### Assignment
All lines of the listing below must be reproduced character for character.

━━━━━━━━

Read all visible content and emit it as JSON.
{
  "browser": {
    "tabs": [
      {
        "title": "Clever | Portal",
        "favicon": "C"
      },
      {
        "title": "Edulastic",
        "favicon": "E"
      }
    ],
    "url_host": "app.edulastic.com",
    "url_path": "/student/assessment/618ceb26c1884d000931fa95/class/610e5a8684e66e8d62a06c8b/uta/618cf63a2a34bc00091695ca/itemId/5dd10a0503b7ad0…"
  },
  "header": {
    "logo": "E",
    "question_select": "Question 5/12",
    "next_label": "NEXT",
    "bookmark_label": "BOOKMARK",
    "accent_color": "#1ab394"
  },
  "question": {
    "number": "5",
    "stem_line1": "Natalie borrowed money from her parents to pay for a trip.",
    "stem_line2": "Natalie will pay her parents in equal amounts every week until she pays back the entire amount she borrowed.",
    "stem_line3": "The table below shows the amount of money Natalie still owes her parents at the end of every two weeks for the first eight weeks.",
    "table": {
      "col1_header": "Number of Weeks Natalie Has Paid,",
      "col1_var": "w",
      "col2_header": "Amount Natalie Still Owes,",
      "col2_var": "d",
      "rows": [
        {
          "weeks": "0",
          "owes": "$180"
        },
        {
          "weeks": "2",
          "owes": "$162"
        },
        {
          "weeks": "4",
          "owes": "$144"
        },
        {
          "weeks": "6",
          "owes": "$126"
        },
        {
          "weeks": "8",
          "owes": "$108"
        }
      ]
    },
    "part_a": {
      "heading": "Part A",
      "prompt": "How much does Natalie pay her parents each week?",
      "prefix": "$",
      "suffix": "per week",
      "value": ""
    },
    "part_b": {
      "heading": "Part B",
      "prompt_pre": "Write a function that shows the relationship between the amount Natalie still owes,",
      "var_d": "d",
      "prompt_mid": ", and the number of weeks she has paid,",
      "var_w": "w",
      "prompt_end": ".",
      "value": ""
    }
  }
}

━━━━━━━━

### Answer for the task
Read all visible content and emit it as JSON.
{
  "browser": {
    "tabs": [
      {
        "title": "Clever | Portal",
        "favicon": "C"
      },
      {
        "title": "Edulastic",
        "favicon": "E"
      }
    ],
    "url_host": "app.edulastic.com",
    "url_path": "/student/assessment/618ceb26c1884d000931fa95/class/610e5a8684e66e8d62a06c8b/uta/618cf63a2a34bc00091695ca/itemId/5dd10a0503b7ad0…"
  },
  "header": {
    "logo": "E",
    "question_select": "Question 5/12",
    "next_label": "NEXT",
    "bookmark_label": "BOOKMARK",
    "accent_color": "#1ab394"
  },
  "question": {
    "number": "5",
    "stem_line1": "Natalie borrowed money from her parents to pay for a trip.",
    "stem_line2": "Natalie will pay her parents in equal amounts every week until she pays back the entire amount she borrowed.",
    "stem_line3": "The table below shows the amount of money Natalie still owes her parents at the end of every two weeks for the first eight weeks.",
    "table": {
      "col1_header": "Number of Weeks Natalie Has Paid,",
      "col1_var": "w",
      "col2_header": "Amount Natalie Still Owes,",
      "col2_var": "d",
      "rows": [
        {
          "weeks": "0",
          "owes": "$180"
        },
        {
          "weeks": "2",
          "owes": "$162"
        },
        {
          "weeks": "4",
          "owes": "$144"
        },
        {
          "weeks": "6",
          "owes": "$126"
        },
        {
          "weeks": "8",
          "owes": "$108"
        }
      ]
    },
    "part_a": {
      "heading": "Part A",
      "prompt": "How much does Natalie pay her parents each week?",
      "prefix": "$",
      "suffix": "per week",
      "value": ""
    },
    "part_b": {
      "heading": "Part B",
      "prompt_pre": "Write a function that shows the relationship between the amount Natalie still owes,",
      "var_d": "d",
      "prompt_mid": ", and the number of weeks she has paid,",
      "var_w": "w",
      "prompt_end": ".",
      "value": ""
    }
  }
}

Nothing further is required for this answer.